  • Ask direct and pointed questions if necessary to identify resistance and confirm commitment: “Are you committed to making this change in your area? And if not, why not?”
  • Take action quickly to improve engagement and remove barriers
  • Check for any difficulties throughout the project e.g. in regular meetings, formal readiness assessments or informal temperature taking

5. Leaving change management too late

A final mistake we commonly see is not thinking about change management early enough in the project.

By the time we approach implementation, people need to have moved along the change journey from initial awareness that a change is coming to an increased ability and enthusiasm to implement that change effectively. This takes time, planning and engagement with people.

To ensure change management is in place from the start

  • Don’t rush into designing the ‘what’ of the project e.g. systems and process changes, without considering the people who need to adopt the change
  • Engage people in shaping the change and helping them through the personal process of change
  • Appoint change roles with appropriate skills, in addition to project roles to develop the Change Management plan e.g. Change Manager
  • Before starting the initiative, assess change capability in the organisation and any upskilling required of leaders, Project Managers, Change Managers and line managers in relation to the role they will play in leading or receiving change

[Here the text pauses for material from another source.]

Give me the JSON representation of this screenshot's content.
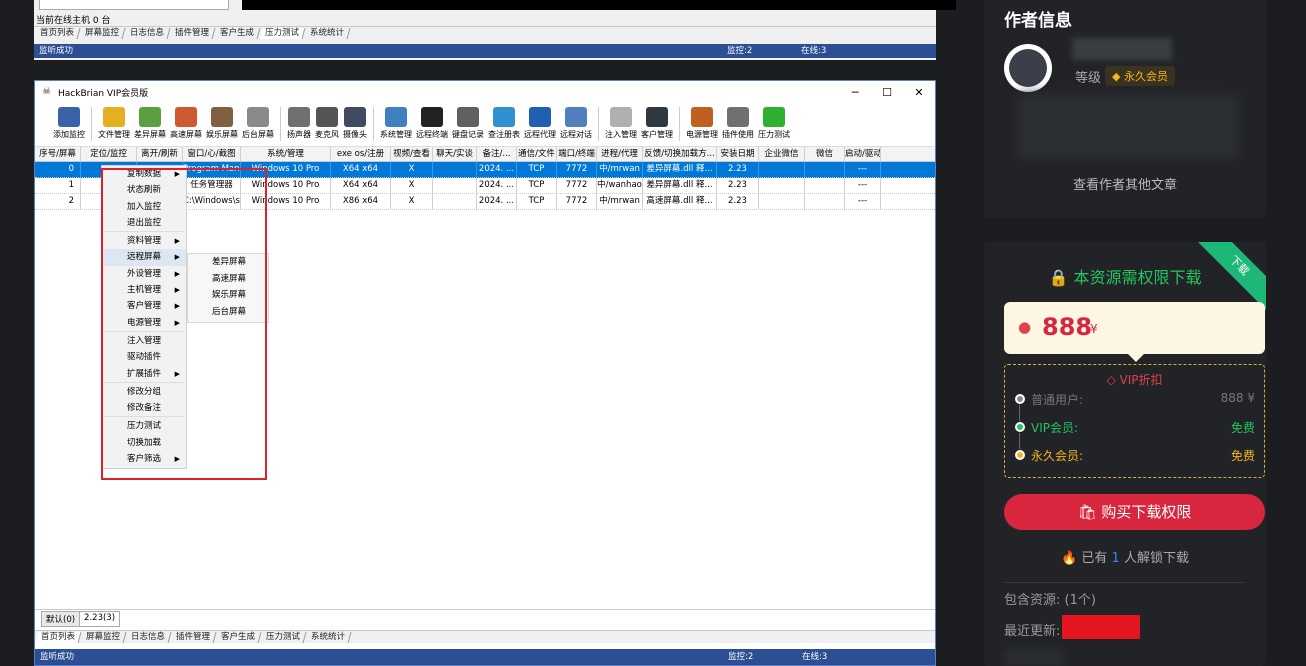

This is by no means an exhaustive list, but addressing these five areas will make a difference in delivering effective change management and realising the overall benefits of the change. 

Our final note is to say that it can be tempting, once a change is implemented, to turn attention to the next project before the change is part of a new business as usual. This is perhaps the greatest post-change management mistake.

To ensure people don’t slip back into familiar ways or fail to adopt new systems or processes fully, Change Management plans need to have actions to embed change and longer-term accountability of benefits. Alongside this, keep focused on a culture of continuous improvement and gathering lessons learned to build on what went well and identify what can be done differently in the future. 

*6 times more likely, according to Prosci’s 10-year study of 2,000 change initiatives

Image (c) Shutterstock | buritora | osm shop

Read the follow-up to this blog: More change management mistakes and why they matter. 

Charlotte Gatehouse